__YOUR TASK__: In the records, find each line where "background" occurs, and copy it.
※
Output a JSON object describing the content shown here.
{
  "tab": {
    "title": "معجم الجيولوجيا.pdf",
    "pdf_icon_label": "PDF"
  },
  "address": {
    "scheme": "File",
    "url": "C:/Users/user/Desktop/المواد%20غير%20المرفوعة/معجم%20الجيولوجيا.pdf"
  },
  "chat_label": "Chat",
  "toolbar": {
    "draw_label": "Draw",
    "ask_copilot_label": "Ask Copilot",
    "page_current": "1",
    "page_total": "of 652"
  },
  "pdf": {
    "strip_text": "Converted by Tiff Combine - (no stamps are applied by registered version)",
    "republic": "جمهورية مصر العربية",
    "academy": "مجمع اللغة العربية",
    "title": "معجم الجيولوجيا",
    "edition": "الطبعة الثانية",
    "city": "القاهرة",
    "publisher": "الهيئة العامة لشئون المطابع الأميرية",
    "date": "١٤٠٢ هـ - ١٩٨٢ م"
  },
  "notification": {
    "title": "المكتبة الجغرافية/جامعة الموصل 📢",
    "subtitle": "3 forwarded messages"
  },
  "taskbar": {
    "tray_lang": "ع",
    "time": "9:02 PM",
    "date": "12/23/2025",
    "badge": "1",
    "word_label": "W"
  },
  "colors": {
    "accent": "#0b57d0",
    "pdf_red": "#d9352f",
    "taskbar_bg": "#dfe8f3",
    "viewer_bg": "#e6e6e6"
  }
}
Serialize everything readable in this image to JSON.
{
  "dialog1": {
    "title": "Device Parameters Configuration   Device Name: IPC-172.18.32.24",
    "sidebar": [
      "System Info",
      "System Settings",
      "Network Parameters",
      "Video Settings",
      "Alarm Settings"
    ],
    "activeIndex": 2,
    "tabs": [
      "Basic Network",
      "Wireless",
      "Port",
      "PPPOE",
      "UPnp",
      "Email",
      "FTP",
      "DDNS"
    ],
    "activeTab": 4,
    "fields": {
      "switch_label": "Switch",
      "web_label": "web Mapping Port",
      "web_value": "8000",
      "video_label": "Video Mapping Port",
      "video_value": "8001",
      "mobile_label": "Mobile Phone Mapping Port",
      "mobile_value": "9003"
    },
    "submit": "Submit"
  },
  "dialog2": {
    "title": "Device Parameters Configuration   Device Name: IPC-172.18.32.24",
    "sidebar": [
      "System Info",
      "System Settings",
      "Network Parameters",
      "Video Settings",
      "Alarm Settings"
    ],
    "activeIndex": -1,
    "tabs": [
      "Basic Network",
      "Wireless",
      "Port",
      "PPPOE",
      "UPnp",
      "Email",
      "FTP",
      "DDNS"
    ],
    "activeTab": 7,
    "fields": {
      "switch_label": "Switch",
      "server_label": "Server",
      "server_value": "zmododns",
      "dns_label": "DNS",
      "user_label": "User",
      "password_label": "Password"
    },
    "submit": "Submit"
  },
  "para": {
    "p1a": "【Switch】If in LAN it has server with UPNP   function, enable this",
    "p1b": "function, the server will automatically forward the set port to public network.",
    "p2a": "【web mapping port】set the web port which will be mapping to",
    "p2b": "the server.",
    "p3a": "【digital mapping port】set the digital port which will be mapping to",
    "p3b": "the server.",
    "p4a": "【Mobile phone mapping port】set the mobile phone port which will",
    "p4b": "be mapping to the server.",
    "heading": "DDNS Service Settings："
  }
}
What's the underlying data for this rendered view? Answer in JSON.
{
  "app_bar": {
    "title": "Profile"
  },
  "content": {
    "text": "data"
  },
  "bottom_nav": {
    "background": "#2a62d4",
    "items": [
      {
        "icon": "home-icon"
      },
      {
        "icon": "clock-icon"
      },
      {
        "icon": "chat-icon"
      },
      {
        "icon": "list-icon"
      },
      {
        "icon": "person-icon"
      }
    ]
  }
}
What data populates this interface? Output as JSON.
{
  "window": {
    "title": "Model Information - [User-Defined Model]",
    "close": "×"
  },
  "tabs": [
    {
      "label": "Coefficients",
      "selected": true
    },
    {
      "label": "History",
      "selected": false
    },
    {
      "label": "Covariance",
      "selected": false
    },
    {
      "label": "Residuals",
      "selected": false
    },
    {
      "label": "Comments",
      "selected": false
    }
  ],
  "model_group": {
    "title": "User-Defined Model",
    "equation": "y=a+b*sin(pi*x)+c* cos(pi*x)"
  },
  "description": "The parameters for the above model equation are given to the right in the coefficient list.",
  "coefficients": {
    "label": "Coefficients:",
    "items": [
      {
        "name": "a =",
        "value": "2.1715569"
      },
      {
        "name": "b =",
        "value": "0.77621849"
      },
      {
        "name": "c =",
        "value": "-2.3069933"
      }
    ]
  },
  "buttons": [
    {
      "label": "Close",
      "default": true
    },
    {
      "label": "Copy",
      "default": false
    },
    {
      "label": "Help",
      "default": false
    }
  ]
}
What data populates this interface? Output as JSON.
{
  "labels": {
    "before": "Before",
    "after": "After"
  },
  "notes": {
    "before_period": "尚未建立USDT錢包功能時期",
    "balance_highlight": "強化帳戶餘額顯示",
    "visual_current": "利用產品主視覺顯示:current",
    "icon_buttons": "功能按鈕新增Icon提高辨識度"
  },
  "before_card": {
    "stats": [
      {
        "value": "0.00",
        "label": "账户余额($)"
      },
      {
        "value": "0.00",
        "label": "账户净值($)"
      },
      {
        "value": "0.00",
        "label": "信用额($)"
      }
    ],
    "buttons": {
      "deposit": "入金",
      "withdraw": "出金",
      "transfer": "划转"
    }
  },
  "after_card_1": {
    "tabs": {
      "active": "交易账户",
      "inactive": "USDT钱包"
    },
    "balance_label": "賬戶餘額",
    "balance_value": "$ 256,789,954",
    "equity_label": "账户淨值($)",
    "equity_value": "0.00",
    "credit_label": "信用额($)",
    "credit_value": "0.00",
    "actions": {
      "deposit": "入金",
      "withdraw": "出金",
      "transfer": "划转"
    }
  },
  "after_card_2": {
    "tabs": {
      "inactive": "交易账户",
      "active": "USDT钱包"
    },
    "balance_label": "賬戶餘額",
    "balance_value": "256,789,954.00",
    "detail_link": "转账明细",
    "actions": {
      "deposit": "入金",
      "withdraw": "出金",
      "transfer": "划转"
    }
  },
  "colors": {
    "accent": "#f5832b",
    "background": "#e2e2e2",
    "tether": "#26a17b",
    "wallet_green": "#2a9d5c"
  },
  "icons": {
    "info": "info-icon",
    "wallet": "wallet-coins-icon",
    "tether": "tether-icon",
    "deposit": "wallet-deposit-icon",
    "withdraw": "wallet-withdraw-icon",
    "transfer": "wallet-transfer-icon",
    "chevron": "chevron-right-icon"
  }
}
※
__RESPONSE BOX__:
    "background": "#2a62d4",
    "background": "#e2e2e2",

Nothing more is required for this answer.